When you give a luncheon or dinner, do not invite your friends, your brothers or sisters, your relatives, or your rich neighbors… But when you give a banquet, invite the poor, the crippled, the lame, the blind, and you will be blessed (Luke 14:12–14).
Jesus was actually telling the people at that party what he expected them to do, and you should have seen their jaws drop!
This wasn’t a parable. Jesus was actually telling the people at that party what he expected them to do, and you should have seen their jaws drop! But Jesus was only telling them to do as he did. After all, he was the one who ate with the people whom nobody would ever invite to their home for dinner (Matt. 9:11).
When we read this, we should feel as challenged and as shocked as the people at that banquet were. After all, isn’t it true that when we think about whom we should invite to dinner, we think about inviting our friends and family and people we like first?
Because of the shock on the people’s faces, Jesus went on to tell the Parable of the Great Banquet (Luke 14:15–24). In this story, a host invited the usual important people to his banquet, but they all made excuses and didn’t come. So then the host tells his servant to go into the streets and alleys of the town and to invite all the beggars, diseased, and disabled people who live on the streets. Think of the kinds of people that you would find in the back streets of your city today, living on the margins of society. They were the kinds of people Jesus was saying he wanted at his party.
After those people had been invited and had come in, the servant reported to the master that “there is still room” (v.22). So the master asked the servant to go out outside the town, into the country roads and lanes, and invite those people to his great banquet as well. The kinds of people who might be found wandering outside the towns in that society were typically outcasts from society like lepers or robbers. “Invite them all!” says Jesus.
Jesus celebrates the most when he sees his Kingdom full of penitent sinners eating and drinking at his table of grace.
In this story, Jesus progressively and totally demolishes the boundaries of who was considered acceptable in that society. And the reason is, “so that my house will be full.” Jesus celebrates the most when he sees his Kingdom full of penitent sinners eating and drinking at his party table of grace.

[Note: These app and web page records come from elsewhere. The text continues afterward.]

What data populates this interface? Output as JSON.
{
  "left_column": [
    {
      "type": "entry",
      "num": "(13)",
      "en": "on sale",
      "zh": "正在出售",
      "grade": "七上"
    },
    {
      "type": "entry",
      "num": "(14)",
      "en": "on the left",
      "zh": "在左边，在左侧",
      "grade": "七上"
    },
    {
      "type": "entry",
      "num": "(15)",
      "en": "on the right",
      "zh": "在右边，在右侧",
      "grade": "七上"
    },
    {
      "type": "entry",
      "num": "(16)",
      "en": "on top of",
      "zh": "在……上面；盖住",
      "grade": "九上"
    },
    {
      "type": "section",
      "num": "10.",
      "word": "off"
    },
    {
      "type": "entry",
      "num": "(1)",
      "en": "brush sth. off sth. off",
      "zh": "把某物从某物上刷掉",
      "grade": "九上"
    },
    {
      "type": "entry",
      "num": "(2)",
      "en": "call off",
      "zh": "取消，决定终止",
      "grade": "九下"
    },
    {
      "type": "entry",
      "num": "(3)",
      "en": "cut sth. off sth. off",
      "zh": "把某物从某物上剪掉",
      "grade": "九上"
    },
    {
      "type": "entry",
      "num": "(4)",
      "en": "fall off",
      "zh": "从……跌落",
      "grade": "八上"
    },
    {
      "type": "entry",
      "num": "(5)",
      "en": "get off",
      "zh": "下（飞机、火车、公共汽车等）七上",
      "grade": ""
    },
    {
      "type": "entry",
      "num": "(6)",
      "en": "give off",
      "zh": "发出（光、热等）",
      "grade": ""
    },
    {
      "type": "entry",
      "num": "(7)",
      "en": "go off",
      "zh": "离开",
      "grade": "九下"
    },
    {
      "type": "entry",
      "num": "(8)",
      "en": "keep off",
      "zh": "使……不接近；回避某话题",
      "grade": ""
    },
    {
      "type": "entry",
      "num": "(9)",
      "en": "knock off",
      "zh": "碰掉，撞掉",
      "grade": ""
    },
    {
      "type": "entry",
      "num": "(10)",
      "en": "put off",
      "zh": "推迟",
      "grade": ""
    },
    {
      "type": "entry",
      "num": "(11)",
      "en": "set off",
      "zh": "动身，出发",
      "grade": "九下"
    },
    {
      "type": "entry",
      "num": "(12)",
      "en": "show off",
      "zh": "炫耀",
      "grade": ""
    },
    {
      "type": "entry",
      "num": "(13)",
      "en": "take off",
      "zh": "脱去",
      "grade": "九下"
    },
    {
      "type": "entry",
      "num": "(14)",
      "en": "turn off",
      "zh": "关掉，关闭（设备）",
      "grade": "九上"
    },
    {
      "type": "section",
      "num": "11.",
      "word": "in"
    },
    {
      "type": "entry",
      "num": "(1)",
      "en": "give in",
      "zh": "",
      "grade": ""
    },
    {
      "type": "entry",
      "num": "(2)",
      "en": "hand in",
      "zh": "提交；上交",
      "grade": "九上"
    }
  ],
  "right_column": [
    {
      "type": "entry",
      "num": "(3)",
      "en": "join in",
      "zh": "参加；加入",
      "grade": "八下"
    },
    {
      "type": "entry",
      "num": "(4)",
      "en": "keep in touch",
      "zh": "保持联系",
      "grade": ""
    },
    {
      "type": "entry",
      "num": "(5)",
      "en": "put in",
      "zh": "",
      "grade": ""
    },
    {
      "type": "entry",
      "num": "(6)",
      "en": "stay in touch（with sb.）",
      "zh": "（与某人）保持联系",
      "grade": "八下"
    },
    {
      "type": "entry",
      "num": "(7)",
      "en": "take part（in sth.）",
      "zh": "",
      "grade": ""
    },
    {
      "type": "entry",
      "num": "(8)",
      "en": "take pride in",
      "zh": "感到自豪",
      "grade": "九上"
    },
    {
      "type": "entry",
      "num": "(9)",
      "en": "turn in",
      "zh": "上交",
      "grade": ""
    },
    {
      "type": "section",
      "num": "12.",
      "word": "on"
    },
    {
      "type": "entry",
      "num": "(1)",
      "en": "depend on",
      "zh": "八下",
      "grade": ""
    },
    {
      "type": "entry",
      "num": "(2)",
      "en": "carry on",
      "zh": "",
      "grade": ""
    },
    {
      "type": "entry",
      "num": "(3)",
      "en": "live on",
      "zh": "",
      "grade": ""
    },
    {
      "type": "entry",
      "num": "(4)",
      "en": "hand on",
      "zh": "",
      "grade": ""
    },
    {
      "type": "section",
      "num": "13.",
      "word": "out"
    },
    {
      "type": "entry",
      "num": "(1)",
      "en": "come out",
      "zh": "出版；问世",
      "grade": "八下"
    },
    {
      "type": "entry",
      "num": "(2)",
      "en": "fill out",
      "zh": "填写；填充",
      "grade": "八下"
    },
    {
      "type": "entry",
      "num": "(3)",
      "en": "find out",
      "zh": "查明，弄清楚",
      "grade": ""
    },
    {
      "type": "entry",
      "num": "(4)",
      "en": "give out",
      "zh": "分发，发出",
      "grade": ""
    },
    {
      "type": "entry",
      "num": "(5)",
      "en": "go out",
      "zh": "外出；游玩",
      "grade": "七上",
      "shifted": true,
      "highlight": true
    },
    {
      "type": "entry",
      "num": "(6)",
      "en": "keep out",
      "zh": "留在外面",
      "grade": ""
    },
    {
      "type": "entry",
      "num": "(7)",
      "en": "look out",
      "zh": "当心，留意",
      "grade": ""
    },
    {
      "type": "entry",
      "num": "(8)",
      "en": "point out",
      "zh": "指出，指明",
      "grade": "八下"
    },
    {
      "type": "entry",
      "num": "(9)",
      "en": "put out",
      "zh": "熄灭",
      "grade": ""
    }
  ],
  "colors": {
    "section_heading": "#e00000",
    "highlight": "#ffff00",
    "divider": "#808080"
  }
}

It’s true that the Parable of the Great Banquet is about how gracious God is to every one of us. However, even more, it is about how we, as his children, are to treat one another, and how we are to relate to those who we consider to be the most unlovable.
After all, if God welcomes the poor, the cripples, the lame, and the blind such as you and I, then shouldn’t we also welcome our fellow broken human beings?
Our relationships with others are not to be vertical, but horizontal. They are not to be based on perceived ideas of hierarchy of any kind, whether they are based on moral, spiritual, social, financial, or gender issues. Instead, our relationships with others are to be based on the grace of God that makes us all equally needy and equally loved in his sight. And that’s the very best reason to have a party!
After all, if God welcomes the poor, the cripples, the lame, and the blind such as you and I, then shouldn’t we also welcome our fellow broken human beings? In our hearts, and through our actions, we should always be saying to those who are the most difficult to love, “There is still room.” After all, the Kingdom of Heaven is a party with an open invitation. It’s only by the grace of God that we’re there at all! – Eliezer Gonzalez